Another learning partner in the child care centre are my colleagues: co-educators who are passionate about what they do, but are critical thinkers and critical partners with whom I grow as we learn different approaches and strategies in working with children and their families. We work together in “creating contexts for learning through exploration, play, and inquiry” (Ministry of Education, 2014, p. 35) so that the children in our care are engaged in their activities. My colleagues and I also communicate with each other openly as we “foster communication and expression” (Ministry of Education, 2014, p. 41) in children, which are a foundation for their learning.

In collaboration with families and colleagues, and with the children as focus, I suspect that cultural diversity will open up more opportunities for everyone to be more accepting of others. It will lead to new avenues of learning as we all discover and understand different cultures through “intentional, planned program[s] [that support] learning” (Ministry of Education, 2014, p. 10) and “respect for diversity, equity, and inclusion” (Ministry of Education, 2014, p. 10).


Ministry of Education. (2014). How does learning happen?: Ontario’s pedagogy for the early years. Ontario: Queen’s Printer.

Reflective Task 2: Learning Styles

Identify your top Learning Style(s) and some characteristics of the style.


I like to take some time to observe, collect information, and reflect on this information before acting upon it. I prefer to do a thorough job rather than rushing through an activity for the sake of expediency.


I like having the time to explore and probe through ideas and concepts to fully understand them. I prefer a systematic way of approaching situations by analysing it from different points of view.

Using the handouts provided as a guide, reflect on whether you agree with the assessment. Any new learning or insights? Surprises?

I agree with the assessment and see how I am equally a reflector and a theorist. In particular, the results explain why I take time to create activity plans for my field placement. Considering that I visit my kindergarten class only twice a week, I needed several weeks of observation and experience with the children before understanding what types of activity may or may not interest them. Additionally, I needed to thoroughly understand the Full-Day Kindergarten Curriculum, from which I base the activity’s anticipated learning, before completing my planning forms.

Although most of the characteristics of a reflector and a theorist apply to my learning style, I am surprised to see that my tendency to lead discussions and group assignments lies within an activist’s learning style (my lowest preference). At the same time, it is interesting to note that amidst leading the group, I take a step back and allow each member to put their ideas forth before sharing mine or before coming to a conclusion about the subject at hand.

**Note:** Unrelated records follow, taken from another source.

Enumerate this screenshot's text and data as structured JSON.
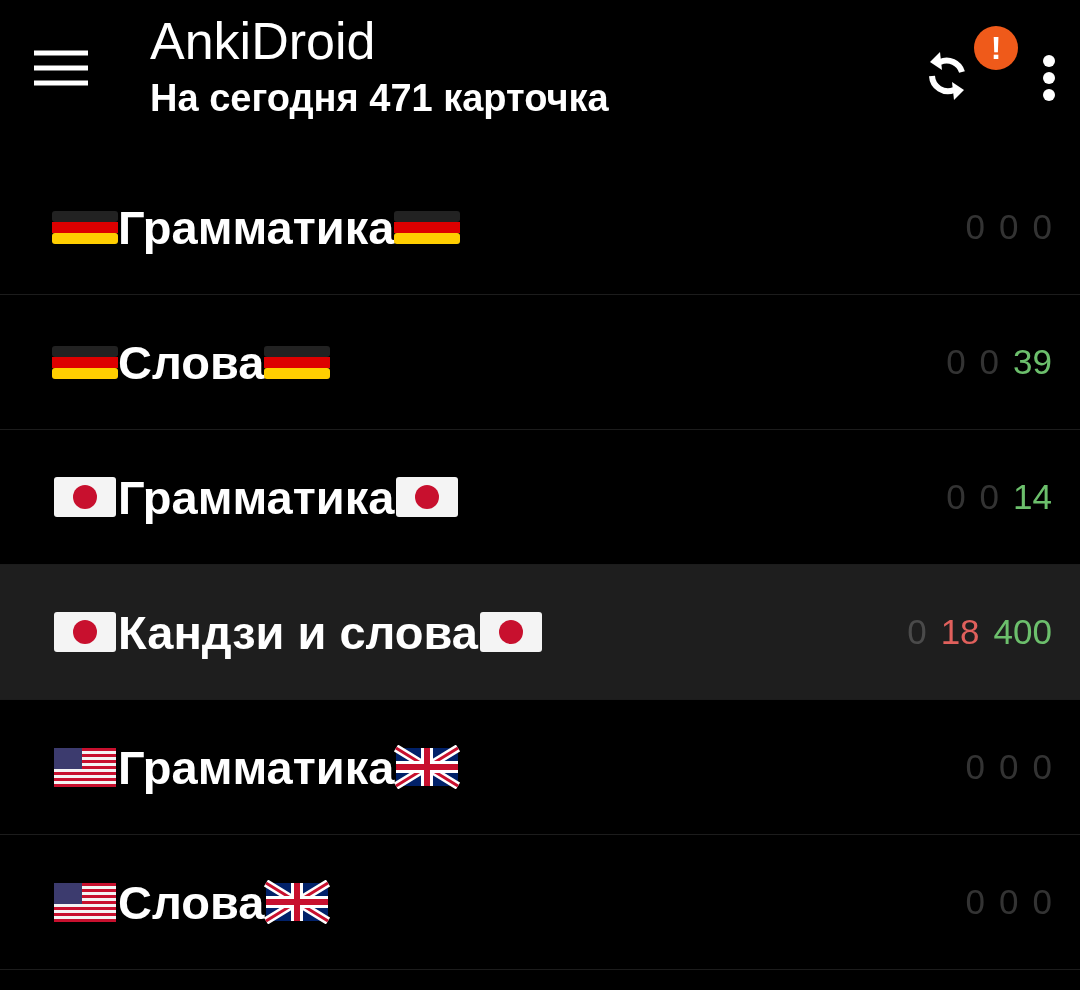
{
  "app_bar": {
    "title": "AnkiDroid",
    "subtitle": "На сегодня 471 карточка",
    "sync_badge": "!"
  },
  "decks": [
    {
      "name": "Грамматика",
      "lead_flag": {
        "kind": "de"
      },
      "trail_flag": {
        "kind": "de"
      },
      "selected": false,
      "counts": [
        {
          "text": "0",
          "color": "#333333"
        },
        {
          "text": "0",
          "color": "#333333"
        },
        {
          "text": "0",
          "color": "#333333"
        }
      ]
    },
    {
      "name": "Слова",
      "lead_flag": {
        "kind": "de"
      },
      "trail_flag": {
        "kind": "de"
      },
      "selected": false,
      "counts": [
        {
          "text": "0",
          "color": "#333333"
        },
        {
          "text": "0",
          "color": "#333333"
        },
        {
          "text": "39",
          "color": "#6cbf6c"
        }
      ]
    },
    {
      "name": "Грамматика",
      "lead_flag": {
        "kind": "jp"
      },
      "trail_flag": {
        "kind": "jp"
      },
      "selected": false,
      "counts": [
        {
          "text": "0",
          "color": "#333333"
        },
        {
          "text": "0",
          "color": "#333333"
        },
        {
          "text": "14",
          "color": "#6cbf6c"
        }
      ]
    },
    {
      "name": "Кандзи и слова",
      "lead_flag": {
        "kind": "jp"
      },
      "trail_flag": {
        "kind": "jp"
      },
      "selected": true,
      "counts": [
        {
          "text": "0",
          "color": "#4a4a4a"
        },
        {
          "text": "18",
          "color": "#e0605c"
        },
        {
          "text": "400",
          "color": "#6cbf6c"
        }
      ]
    },
    {
      "name": "Грамматика",
      "lead_flag": {
        "kind": "us"
      },
      "trail_flag": {
        "kind": "uk"
      },
      "selected": false,
      "counts": [
        {
          "text": "0",
          "color": "#333333"
        },
        {
          "text": "0",
          "color": "#333333"
        },
        {
          "text": "0",
          "color": "#333333"
        }
      ]
    },
    {
      "name": "Слова",
      "lead_flag": {
        "kind": "us"
      },
      "trail_flag": {
        "kind": "uk"
      },
      "selected": false,
      "counts": [
        {
          "text": "0",
          "color": "#333333"
        },
        {
          "text": "0",
          "color": "#333333"
        },
        {
          "text": "0",
          "color": "#333333"
        }
      ]
    }
  ]
}
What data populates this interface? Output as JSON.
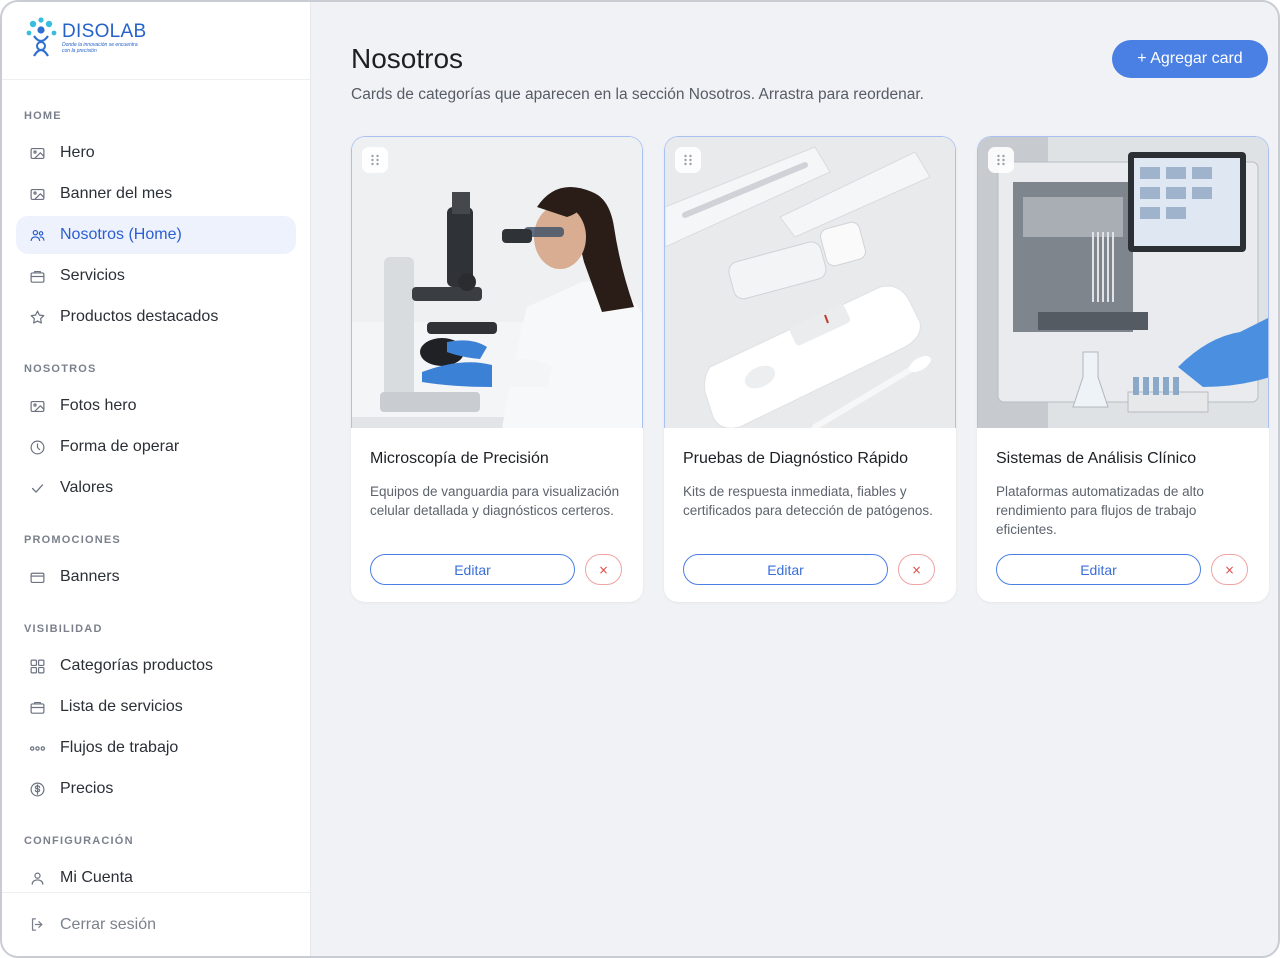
{
  "brand": {
    "name": "DISOLAB",
    "tagline": "Donde la innovación se encuentra con la precisión"
  },
  "sidebar": {
    "sections": [
      {
        "title": "HOME",
        "items": [
          {
            "label": "Hero",
            "icon": "image-icon"
          },
          {
            "label": "Banner del mes",
            "icon": "image-icon"
          },
          {
            "label": "Nosotros (Home)",
            "icon": "users-icon",
            "active": true
          },
          {
            "label": "Servicios",
            "icon": "briefcase-icon"
          },
          {
            "label": "Productos destacados",
            "icon": "star-icon"
          }
        ]
      },
      {
        "title": "NOSOTROS",
        "items": [
          {
            "label": "Fotos hero",
            "icon": "image-icon"
          },
          {
            "label": "Forma de operar",
            "icon": "clock-icon"
          },
          {
            "label": "Valores",
            "icon": "check-icon"
          }
        ]
      },
      {
        "title": "PROMOCIONES",
        "items": [
          {
            "label": "Banners",
            "icon": "card-icon"
          }
        ]
      },
      {
        "title": "VISIBILIDAD",
        "items": [
          {
            "label": "Categorías productos",
            "icon": "grid-icon"
          },
          {
            "label": "Lista de servicios",
            "icon": "briefcase-icon"
          },
          {
            "label": "Flujos de trabajo",
            "icon": "dots-icon"
          },
          {
            "label": "Precios",
            "icon": "dollar-icon"
          }
        ]
      },
      {
        "title": "CONFIGURACIÓN",
        "items": [
          {
            "label": "Mi Cuenta",
            "icon": "user-icon"
          }
        ]
      }
    ],
    "logout_label": "Cerrar sesión"
  },
  "header": {
    "title": "Nosotros",
    "subtitle": "Cards de categorías que aparecen en la sección Nosotros. Arrastra para reordenar.",
    "add_button": "+ Agregar card"
  },
  "cards": [
    {
      "title": "Microscopía de Precisión",
      "description": "Equipos de vanguardia para visualización celular detallada y diagnósticos certeros.",
      "edit_label": "Editar",
      "delete_label": "×"
    },
    {
      "title": "Pruebas de Diagnóstico Rápido",
      "description": "Kits de respuesta inmediata, fiables y certificados para detección de patógenos.",
      "edit_label": "Editar",
      "delete_label": "×"
    },
    {
      "title": "Sistemas de Análisis Clínico",
      "description": "Plataformas automatizadas de alto rendimiento para flujos de trabajo eficientes.",
      "edit_label": "Editar",
      "delete_label": "×"
    }
  ],
  "colors": {
    "accent": "#4a7fe4",
    "active_bg": "#edf2fc",
    "danger": "#e04545"
  }
}
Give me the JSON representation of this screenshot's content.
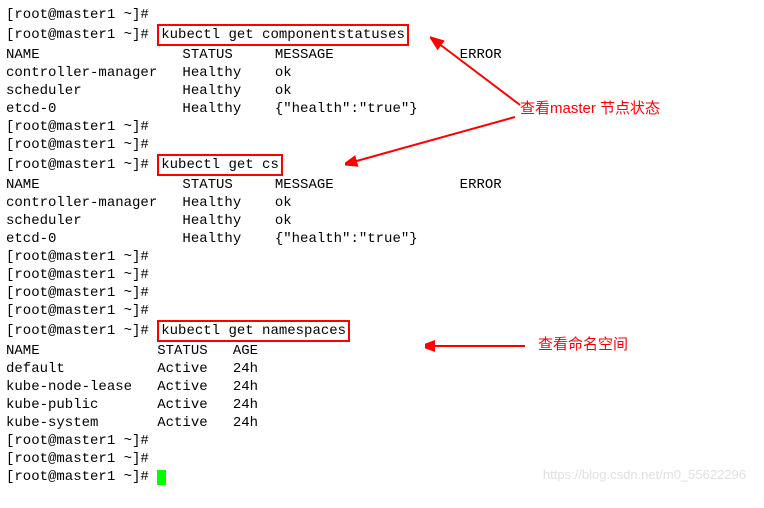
{
  "prompt": "[root@master1 ~]#",
  "cmd1": "kubectl get componentstatuses",
  "cmd2": "kubectl get cs",
  "cmd3": "kubectl get namespaces",
  "cs_header": {
    "name": "NAME",
    "status": "STATUS",
    "message": "MESSAGE",
    "error": "ERROR"
  },
  "cs_rows": [
    {
      "name": "controller-manager",
      "status": "Healthy",
      "message": "ok"
    },
    {
      "name": "scheduler",
      "status": "Healthy",
      "message": "ok"
    },
    {
      "name": "etcd-0",
      "status": "Healthy",
      "message": "{\"health\":\"true\"}"
    }
  ],
  "ns_header": {
    "name": "NAME",
    "status": "STATUS",
    "age": "AGE"
  },
  "ns_rows": [
    {
      "name": "default",
      "status": "Active",
      "age": "24h"
    },
    {
      "name": "kube-node-lease",
      "status": "Active",
      "age": "24h"
    },
    {
      "name": "kube-public",
      "status": "Active",
      "age": "24h"
    },
    {
      "name": "kube-system",
      "status": "Active",
      "age": "24h"
    }
  ],
  "annotations": {
    "master_status": "查看master 节点状态",
    "namespaces": "查看命名空间"
  },
  "watermark": "https://blog.csdn.net/m0_55622296"
}
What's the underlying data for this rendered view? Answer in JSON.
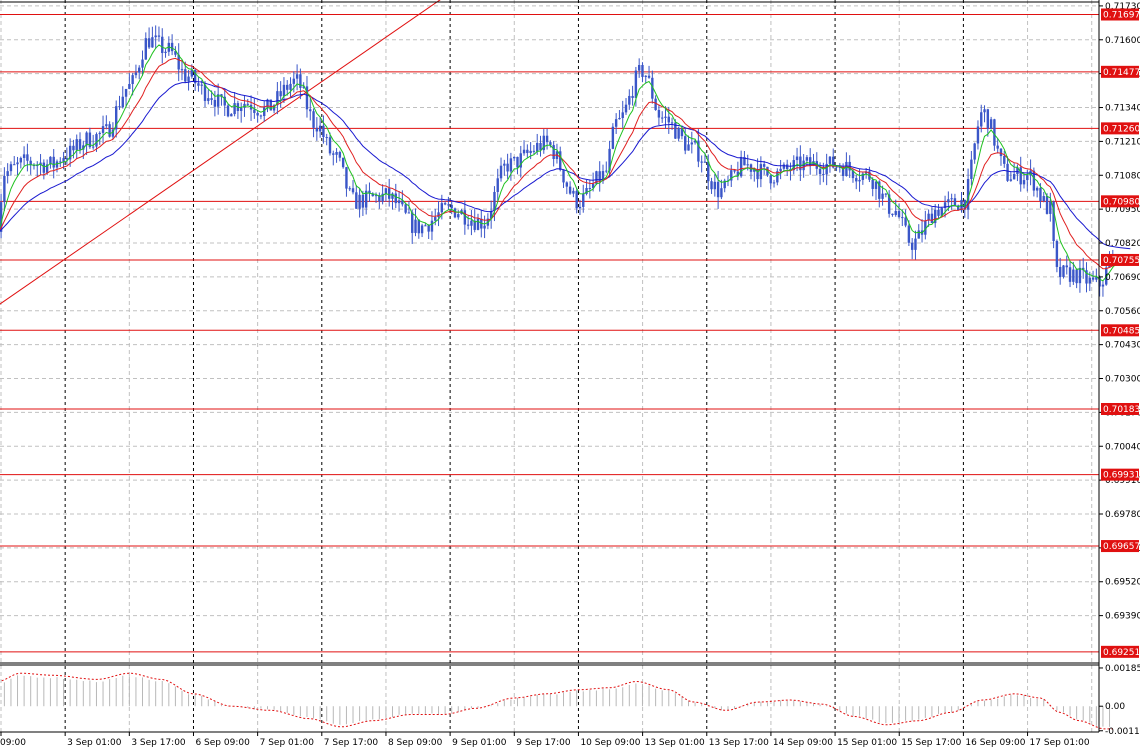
{
  "colors": {
    "background": "#ffffff",
    "grid": "#c0c0c0",
    "candle": "#3a56c8",
    "ma_fast": "#1fc21f",
    "ma_mid": "#e02020",
    "ma_slow": "#1a1ad0",
    "level_line": "#e01010",
    "level_label_bg": "#e01010",
    "trendline": "#e01010",
    "osc_line": "#e01010",
    "osc_hist": "#b8b8b8"
  },
  "chart_data": {
    "type": "line",
    "title": "",
    "xlabel": "",
    "ylabel": "",
    "ylim": [
      0.69212,
      0.71745
    ],
    "y_ticks": [
      "0.71730",
      "0.71600",
      "0.71470",
      "0.71340",
      "0.71210",
      "0.71080",
      "0.70950",
      "0.70820",
      "0.70690",
      "0.70560",
      "0.70430",
      "0.70300",
      "0.70170",
      "0.70040",
      "0.69910",
      "0.69780",
      "0.69650",
      "0.69520",
      "0.69390"
    ],
    "x_labels": [
      "09:00",
      "3 Sep 01:00",
      "3 Sep 17:00",
      "6 Sep 09:00",
      "7 Sep 01:00",
      "7 Sep 17:00",
      "8 Sep 09:00",
      "9 Sep 01:00",
      "9 Sep 17:00",
      "10 Sep 09:00",
      "13 Sep 01:00",
      "13 Sep 17:00",
      "14 Sep 09:00",
      "15 Sep 01:00",
      "15 Sep 17:00",
      "16 Sep 09:00",
      "17 Sep 01:00"
    ],
    "x_day_separators": [
      1,
      3,
      5,
      7,
      9,
      11,
      13,
      15
    ],
    "grid": true,
    "levels": [
      {
        "value": 0.71697,
        "label": "0.71697"
      },
      {
        "value": 0.71477,
        "label": "0.71477"
      },
      {
        "value": 0.7126,
        "label": "0.71260"
      },
      {
        "value": 0.7098,
        "label": "0.70980"
      },
      {
        "value": 0.70755,
        "label": "0.70755"
      },
      {
        "value": 0.70485,
        "label": "0.70485"
      },
      {
        "value": 0.70183,
        "label": "0.70183"
      },
      {
        "value": 0.69931,
        "label": "0.69931"
      },
      {
        "value": 0.69657,
        "label": "0.69657"
      },
      {
        "value": 0.69251,
        "label": "0.69251"
      }
    ],
    "trendline": {
      "from": [
        -0.05,
        0.7058
      ],
      "to": [
        7.0,
        0.7178
      ]
    },
    "price_anchors": [
      [
        -0.05,
        0.709
      ],
      [
        0.05,
        0.7109
      ],
      [
        0.4,
        0.7113
      ],
      [
        0.8,
        0.7112
      ],
      [
        1.0,
        0.7116
      ],
      [
        1.4,
        0.7122
      ],
      [
        1.6,
        0.7124
      ],
      [
        2.0,
        0.7142
      ],
      [
        2.3,
        0.716
      ],
      [
        2.6,
        0.7156
      ],
      [
        2.9,
        0.7146
      ],
      [
        3.2,
        0.714
      ],
      [
        3.5,
        0.7134
      ],
      [
        3.8,
        0.7136
      ],
      [
        4.1,
        0.7133
      ],
      [
        4.6,
        0.7144
      ],
      [
        4.9,
        0.7128
      ],
      [
        5.2,
        0.7115
      ],
      [
        5.5,
        0.7098
      ],
      [
        6.0,
        0.71
      ],
      [
        6.5,
        0.7088
      ],
      [
        7.0,
        0.7095
      ],
      [
        7.5,
        0.709
      ],
      [
        7.9,
        0.7112
      ],
      [
        8.5,
        0.712
      ],
      [
        9.0,
        0.7098
      ],
      [
        9.4,
        0.7108
      ],
      [
        9.6,
        0.7128
      ],
      [
        10.0,
        0.7148
      ],
      [
        10.3,
        0.713
      ],
      [
        10.8,
        0.7118
      ],
      [
        11.2,
        0.7102
      ],
      [
        11.6,
        0.7112
      ],
      [
        12.0,
        0.7108
      ],
      [
        12.5,
        0.7112
      ],
      [
        13.0,
        0.7112
      ],
      [
        13.5,
        0.7108
      ],
      [
        13.9,
        0.7095
      ],
      [
        14.2,
        0.7082
      ],
      [
        14.6,
        0.7095
      ],
      [
        15.0,
        0.7098
      ],
      [
        15.3,
        0.7132
      ],
      [
        15.7,
        0.7108
      ],
      [
        16.0,
        0.7108
      ],
      [
        16.35,
        0.7095
      ],
      [
        16.45,
        0.707
      ],
      [
        16.7,
        0.707
      ],
      [
        17.1,
        0.7066
      ],
      [
        17.35,
        0.7076
      ]
    ],
    "series": [
      {
        "name": "",
        "role": "price_candles",
        "values": []
      },
      {
        "name": "",
        "role": "ma_fast",
        "period_bars": 6
      },
      {
        "name": "",
        "role": "ma_mid",
        "period_bars": 14
      },
      {
        "name": "",
        "role": "ma_slow",
        "period_bars": 30
      }
    ],
    "oscillator": {
      "y_ticks": [
        "0.001855",
        "0.00",
        "-0.00119"
      ],
      "ylim": [
        -0.00125,
        0.00195
      ],
      "anchors": [
        [
          -0.05,
          0.0012
        ],
        [
          0.3,
          0.0016
        ],
        [
          0.8,
          0.0015
        ],
        [
          1.5,
          0.0013
        ],
        [
          2.0,
          0.0016
        ],
        [
          2.5,
          0.0013
        ],
        [
          3.0,
          0.0006
        ],
        [
          3.6,
          0.0
        ],
        [
          4.2,
          -0.0002
        ],
        [
          4.8,
          -0.0006
        ],
        [
          5.3,
          -0.001
        ],
        [
          5.8,
          -0.0007
        ],
        [
          6.4,
          -0.0004
        ],
        [
          6.9,
          -0.0004
        ],
        [
          7.4,
          -0.0001
        ],
        [
          8.0,
          0.0004
        ],
        [
          8.5,
          0.0006
        ],
        [
          9.0,
          0.0008
        ],
        [
          9.5,
          0.0009
        ],
        [
          9.9,
          0.0012
        ],
        [
          10.4,
          0.0008
        ],
        [
          10.8,
          0.0002
        ],
        [
          11.3,
          -0.0002
        ],
        [
          11.8,
          0.0002
        ],
        [
          12.3,
          0.0003
        ],
        [
          12.8,
          0.0001
        ],
        [
          13.3,
          -0.0005
        ],
        [
          13.8,
          -0.0009
        ],
        [
          14.3,
          -0.0007
        ],
        [
          14.8,
          -0.0003
        ],
        [
          15.3,
          0.0003
        ],
        [
          15.8,
          0.0006
        ],
        [
          16.2,
          0.0004
        ],
        [
          16.5,
          -0.0003
        ],
        [
          16.8,
          -0.0007
        ],
        [
          17.2,
          -0.0011
        ],
        [
          17.4,
          -0.0011
        ]
      ]
    }
  }
}
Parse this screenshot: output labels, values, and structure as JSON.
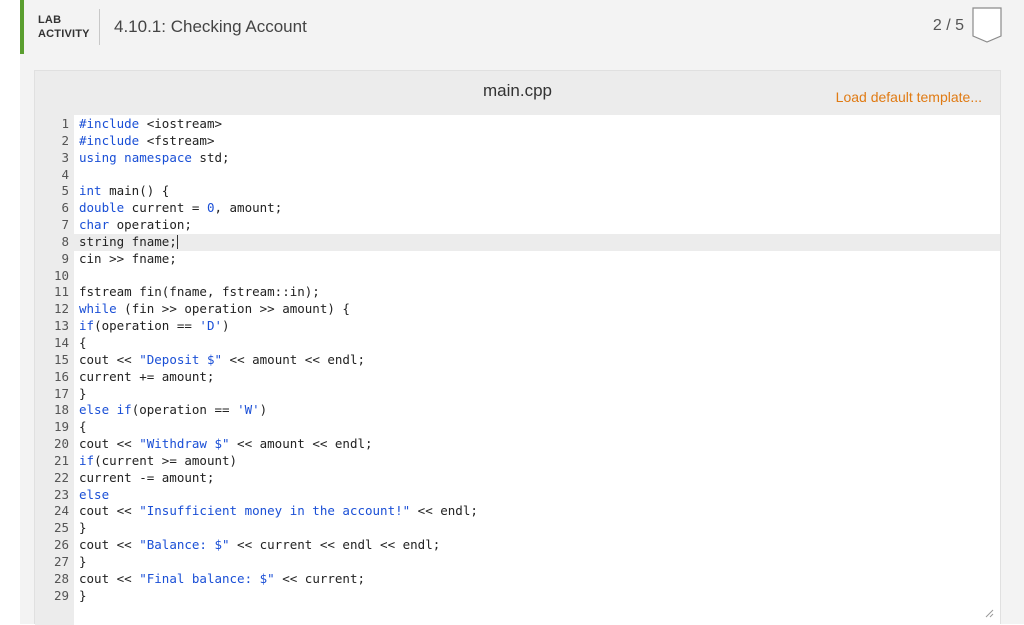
{
  "header": {
    "lab_line1": "LAB",
    "lab_line2": "ACTIVITY",
    "title": "4.10.1: Checking Account",
    "progress": "2 / 5",
    "accent_color": "#5a9e2f"
  },
  "editor": {
    "file_name": "main.cpp",
    "load_template_label": "Load default template...",
    "link_color": "#e07b14",
    "active_line": 8,
    "lines": [
      "#include <iostream>",
      "#include <fstream>",
      "using namespace std;",
      "",
      "int main() {",
      "double current = 0, amount;",
      "char operation;",
      "string fname;",
      "cin >> fname;",
      "",
      "fstream fin(fname, fstream::in);",
      "while (fin >> operation >> amount) {",
      "if(operation == 'D')",
      "{",
      "cout << \"Deposit $\" << amount << endl;",
      "current += amount;",
      "}",
      "else if(operation == 'W')",
      "{",
      "cout << \"Withdraw $\" << amount << endl;",
      "if(current >= amount)",
      "current -= amount;",
      "else",
      "cout << \"Insufficient money in the account!\" << endl;",
      "}",
      "cout << \"Balance: $\" << current << endl << endl;",
      "}",
      "cout << \"Final balance: $\" << current;",
      "}"
    ]
  }
}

Knowing your preferences is a first step to becoming an ‘all-around learner’. Identify which styles you are under-utilising and what you may do to strengthen them.

My preference to the pragmatist learning style (14 points) comes to a close second with the reflector and theorist styles (15 points). However, my preference for the activist learning style falls way behind the three with eight points. This makes sense in that the activist learning style seems to be a direct opposite of the reflector and theorist styles. For that reason, I believe that I need to be more spontaneous and open to new experiences. Moreover, acting on instinct once in a while may help me strengthen my activist learning style as I become skilled at thinking on my feet.

Joining the Girl Guides of Canada as a Unit Leader supports this practice. As a new Guider, I am thrust into unfamiliar situations that I have no background in. Thus, to practice learning as an activist, I need to speak up more in the meetings and take on the role I signed up for—a leader who generates ideas on the spot most of the time.